Mary Jane Gibson pens a surreal, weed-infused true crime piece for Rolling Stone about a Russian billionaire funnelling Russian money into California’s cannabis market, his shady cannabis company called Genius Fund, and his shocking, seemingly self-inflicted death.
Rosario Dawson joined the board of Cann, the California-licensed THC beverage company backed by a number of other celebs. Rumor has it Dawson may be in a relationship with Sen. Cory Booker (D-NJ)—one of the cosponsors of the Cannabis Administration and Opportunity Act currently being discussed on the hill. If that’s the case, I’m all for Dawson schmoozing with politicians in weed’s favor, and I thank her for any assistance. A big question remains: do celebrity endorsements actually move product in dispensaries? A bigger question: Can we look forward to a weed-fueled creative campaign featuring Dawson, à la fellow investor Tove Lo for the launch of Cann’s caffeinated Peach Passion Maté?
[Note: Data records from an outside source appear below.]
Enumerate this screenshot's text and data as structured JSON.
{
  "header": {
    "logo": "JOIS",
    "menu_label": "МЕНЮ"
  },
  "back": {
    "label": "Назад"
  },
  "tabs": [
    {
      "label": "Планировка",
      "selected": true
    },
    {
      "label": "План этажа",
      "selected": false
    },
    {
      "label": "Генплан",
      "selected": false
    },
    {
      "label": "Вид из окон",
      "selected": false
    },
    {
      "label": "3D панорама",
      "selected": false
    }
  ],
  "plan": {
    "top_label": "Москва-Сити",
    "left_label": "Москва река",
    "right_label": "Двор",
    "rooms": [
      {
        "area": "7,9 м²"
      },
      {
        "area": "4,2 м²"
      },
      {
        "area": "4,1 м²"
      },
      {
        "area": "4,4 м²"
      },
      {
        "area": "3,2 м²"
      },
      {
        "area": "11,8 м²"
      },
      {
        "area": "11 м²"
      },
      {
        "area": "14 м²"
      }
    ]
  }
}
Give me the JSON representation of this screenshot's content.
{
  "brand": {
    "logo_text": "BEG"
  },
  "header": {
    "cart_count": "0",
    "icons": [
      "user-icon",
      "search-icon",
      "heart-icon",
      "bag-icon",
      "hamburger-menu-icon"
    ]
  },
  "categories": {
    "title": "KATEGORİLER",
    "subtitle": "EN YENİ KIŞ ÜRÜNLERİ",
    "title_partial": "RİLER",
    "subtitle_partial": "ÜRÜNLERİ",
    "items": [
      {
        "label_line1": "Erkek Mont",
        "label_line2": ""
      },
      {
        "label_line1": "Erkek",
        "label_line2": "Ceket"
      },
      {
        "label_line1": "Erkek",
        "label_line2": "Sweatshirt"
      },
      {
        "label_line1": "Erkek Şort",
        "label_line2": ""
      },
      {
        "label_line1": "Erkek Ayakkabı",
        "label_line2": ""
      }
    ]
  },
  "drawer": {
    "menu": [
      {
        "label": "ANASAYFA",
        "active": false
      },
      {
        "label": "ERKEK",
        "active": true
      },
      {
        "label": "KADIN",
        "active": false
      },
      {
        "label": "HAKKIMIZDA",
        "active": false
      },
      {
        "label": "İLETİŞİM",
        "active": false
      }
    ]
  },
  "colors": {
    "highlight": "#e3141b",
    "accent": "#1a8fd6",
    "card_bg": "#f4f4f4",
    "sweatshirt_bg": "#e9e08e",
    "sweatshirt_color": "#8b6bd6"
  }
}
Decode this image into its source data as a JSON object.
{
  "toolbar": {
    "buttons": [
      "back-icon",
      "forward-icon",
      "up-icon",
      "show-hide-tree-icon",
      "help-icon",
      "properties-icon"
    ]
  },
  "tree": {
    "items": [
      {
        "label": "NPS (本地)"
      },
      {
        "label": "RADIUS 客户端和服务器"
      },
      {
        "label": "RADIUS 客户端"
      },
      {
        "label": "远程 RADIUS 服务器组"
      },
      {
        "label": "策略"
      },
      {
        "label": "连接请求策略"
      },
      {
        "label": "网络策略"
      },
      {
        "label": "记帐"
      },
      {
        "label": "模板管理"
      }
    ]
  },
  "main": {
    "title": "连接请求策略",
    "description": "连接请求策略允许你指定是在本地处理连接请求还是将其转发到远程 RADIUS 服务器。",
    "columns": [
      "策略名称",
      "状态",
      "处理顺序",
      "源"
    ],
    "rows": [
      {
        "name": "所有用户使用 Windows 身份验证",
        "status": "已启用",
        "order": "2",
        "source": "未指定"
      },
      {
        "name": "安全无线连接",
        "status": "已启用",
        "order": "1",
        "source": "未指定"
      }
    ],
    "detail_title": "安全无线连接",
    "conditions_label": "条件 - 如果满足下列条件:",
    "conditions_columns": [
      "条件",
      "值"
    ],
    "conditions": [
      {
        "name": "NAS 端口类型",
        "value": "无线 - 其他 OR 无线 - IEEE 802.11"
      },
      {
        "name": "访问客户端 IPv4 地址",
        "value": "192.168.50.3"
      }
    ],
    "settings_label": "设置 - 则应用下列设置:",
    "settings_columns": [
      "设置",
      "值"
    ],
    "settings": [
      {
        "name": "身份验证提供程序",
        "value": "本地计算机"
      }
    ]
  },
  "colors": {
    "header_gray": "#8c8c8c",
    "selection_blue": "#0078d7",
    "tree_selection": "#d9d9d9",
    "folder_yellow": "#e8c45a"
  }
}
Lingerie brand Thistle and Spire expanded their embroidered cannabis leaf Brooklyn Haze collection to a more realistic range of sizes, now offering plus sizes up to a 3X.
A new, community-centric Black-owned dispensary opens in the Crenshaw neighborhood of Los Angeles. Gorilla RX, the first social equity licensed shop to open in LA, has waited a very long time to open its doors—founder Kika Keith actually sued the city over it in 2019. Now, Keith is proud to be providing cannabis and hemp goods, lifestyle offerings from Marley Natural and Malin + Goetz, as well as small business workshops for cannabis operators.
Masks are back—good thing High Society Collection’s dainty pot leaf mask chains have been restocked in gold and silver.
Be safe out there,